II. Jung Dao - Head Up and shoulders relaxed down. How the head is held determines the posture and the effectiveness of motion and reaction. Keep the head upright as if a string through the top of the head is suspending the entire posture. By keeping the shoulders down the trapezius muscle can relax for full-body movement as well as cultivating proper rooting. The shoulders should be relaxed sinking naturally downward. Properly relaxing the shoulders allows for the promotion of independence between the axial and appendicular skeletons.
III. Mai Jeong - Elbow inward toward the center and elevated to the thoraccic plane, which divides the upper body into top & bottom halves. Once in position, the elbow is considered immovable. Sink the elbow and drop the shoulders; Guarding the centerline to protect both flanks. Once proper elbow position is cultivated the concept of the immovable elbow is used to cause all action to rotate around this point. This allows the elbows to protect the dynamic centerline as it rotates around the practitioner. Here the energetic nature of Cho Keu (elbow too close) and Fay Jeong (elbow too far away) invites violation energies which destroy the other elements of good form. To avoid these deficiencies one should be continuously mindful of the elbow position.
IV. Ting Yu - The pelvis must be curled up under the body removing the lumbar curve. This straightening of the spine helps to connect the shoulders and waist allowing force to be transmitted to and from the ground.

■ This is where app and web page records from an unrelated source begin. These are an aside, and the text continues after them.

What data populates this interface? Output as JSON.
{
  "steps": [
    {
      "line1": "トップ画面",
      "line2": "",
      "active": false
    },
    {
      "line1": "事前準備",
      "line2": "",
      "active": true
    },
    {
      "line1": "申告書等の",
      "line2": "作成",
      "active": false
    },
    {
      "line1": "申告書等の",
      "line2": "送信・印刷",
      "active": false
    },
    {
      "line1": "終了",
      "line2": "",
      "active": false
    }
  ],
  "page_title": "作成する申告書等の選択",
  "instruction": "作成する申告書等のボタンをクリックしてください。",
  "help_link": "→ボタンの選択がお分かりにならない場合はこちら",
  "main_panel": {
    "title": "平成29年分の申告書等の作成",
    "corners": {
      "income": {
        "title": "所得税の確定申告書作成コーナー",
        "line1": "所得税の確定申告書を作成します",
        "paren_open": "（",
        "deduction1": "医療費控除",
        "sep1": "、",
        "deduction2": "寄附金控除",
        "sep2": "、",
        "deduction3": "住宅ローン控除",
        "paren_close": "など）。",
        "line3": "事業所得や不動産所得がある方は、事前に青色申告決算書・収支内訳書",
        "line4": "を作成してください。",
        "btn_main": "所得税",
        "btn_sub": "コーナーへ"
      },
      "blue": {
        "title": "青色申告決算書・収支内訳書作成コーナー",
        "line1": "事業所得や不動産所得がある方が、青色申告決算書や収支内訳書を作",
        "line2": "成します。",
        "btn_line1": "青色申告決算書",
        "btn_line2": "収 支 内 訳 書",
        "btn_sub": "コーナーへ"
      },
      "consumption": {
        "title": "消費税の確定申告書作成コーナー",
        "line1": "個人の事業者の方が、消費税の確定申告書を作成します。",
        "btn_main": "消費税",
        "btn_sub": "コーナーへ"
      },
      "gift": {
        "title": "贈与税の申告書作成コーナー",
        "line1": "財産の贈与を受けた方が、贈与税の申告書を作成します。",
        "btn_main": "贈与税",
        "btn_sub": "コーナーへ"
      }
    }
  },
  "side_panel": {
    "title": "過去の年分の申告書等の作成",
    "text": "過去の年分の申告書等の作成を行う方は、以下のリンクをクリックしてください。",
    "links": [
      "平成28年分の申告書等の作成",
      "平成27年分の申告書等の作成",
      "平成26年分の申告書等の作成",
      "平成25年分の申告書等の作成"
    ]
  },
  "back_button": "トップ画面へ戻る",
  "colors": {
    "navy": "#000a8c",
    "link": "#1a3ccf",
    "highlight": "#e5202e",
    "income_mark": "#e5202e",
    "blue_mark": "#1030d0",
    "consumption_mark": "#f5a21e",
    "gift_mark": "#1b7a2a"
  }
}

V. Kim Sut - Knees pressed together to form the spring of the lower body allowing nearly complete lower body protection along with forward motion. This also cultivates your root applying resistance in the form of an arc against the ground. The knees should sink in and downward and not be pulled together. This pinched knee stance or grabbed goat stance helps to grip the ground forming a rooted base. With this stance the knees assume the job of shock absorption normally handled by the spine.
VI. Lok Mah - Lowering the stance. Maintain a posture as low as possible while supporting the weight by skeletal alignment, not by muscular stress. To maintain good balance of strength, grip the ground with the toes. In Wing Chun, stability is not found on top of the ground, but extends into the ground while the feet grab holding with the toes. Having a strong rooted base allows the upper body to remain light and nimble.
Tai Chi Orange County